It was a long, long journey of a woman’s life, where every chapter is around ten years. There are six chapters. It starts when she’s 15, sometime around the early 1980s, and ends around 2040. You see, clear as day, as the book goes from the past that does not feel too far away to some of us, to the comfort of the present, to what the future could turn out to be. It was somewhat scary, to me, at least, and left me wondering if the world could turn out as it was described in the text.
Her life is hard. Her life is hard, and taxing and trying and very, very long. It gets worse as time goes by, and you end up just hoping for it to get better. The situations dwindle into the frightening, you just want her safe. Her name is Holly Sykes.
It’s a hard book to talk about. It’s very changing. Every new chapter, aside from the first and last, which are in Holly Sykes’ perspective, is in a different point of view every other time, and it is not declared whose point of view you are reading from. You have to work it out when you see what characters are interacting, and when the character reacts in first person to a name. It is easy enough to do once you have the swing of things, but at first, it is rather unsettling. Holly Sykes is in every chapter, even if not immediately.
Other characters come to love her very dearly, and you do, too. She is loving, and loved, and lovable, while also being strong, and fearless, and caring, and every other positive adjective under the sun.
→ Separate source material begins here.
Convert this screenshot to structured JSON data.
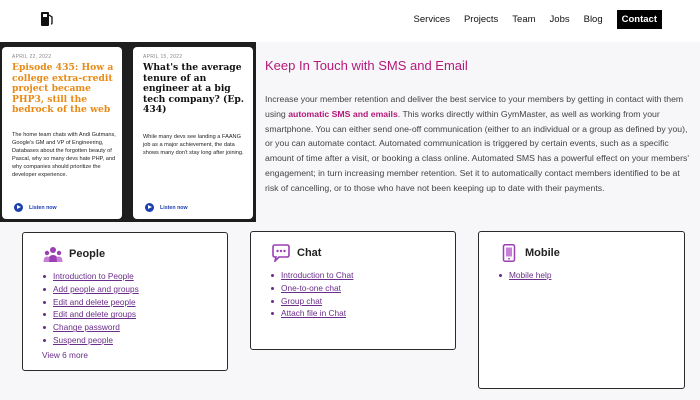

During the worst of times she is realistic, and rightfully afraid, but also very, very capable of doing the right thing. She helps a lot of people as a reaction to the cards that life had dealt her. She sees herself in others and has to help. And she does.
It is a long book. It may have been a little longer than I myself had bargained for. (It’s 613 pages. I’m used to smaller books in series or stand-alone-s, so this was a piece of work to finish.) It would be wonderful for those who enjoy the dramatic plot, and also the aftermath, for those who enjoy long, long chapters, beautiful writing, complex characters, and excellent settings.
The book could be labelled spiritual, I believe. There is a lot of talk of “psychic moments” and “voices” and immortality, but this still intertwines perfectly with the rest of the story. Mysteries, love, family issues, health issues, and the somewhat realness that fits perfectly with the wildness.
It was thrilling. I enjoyed it heartily.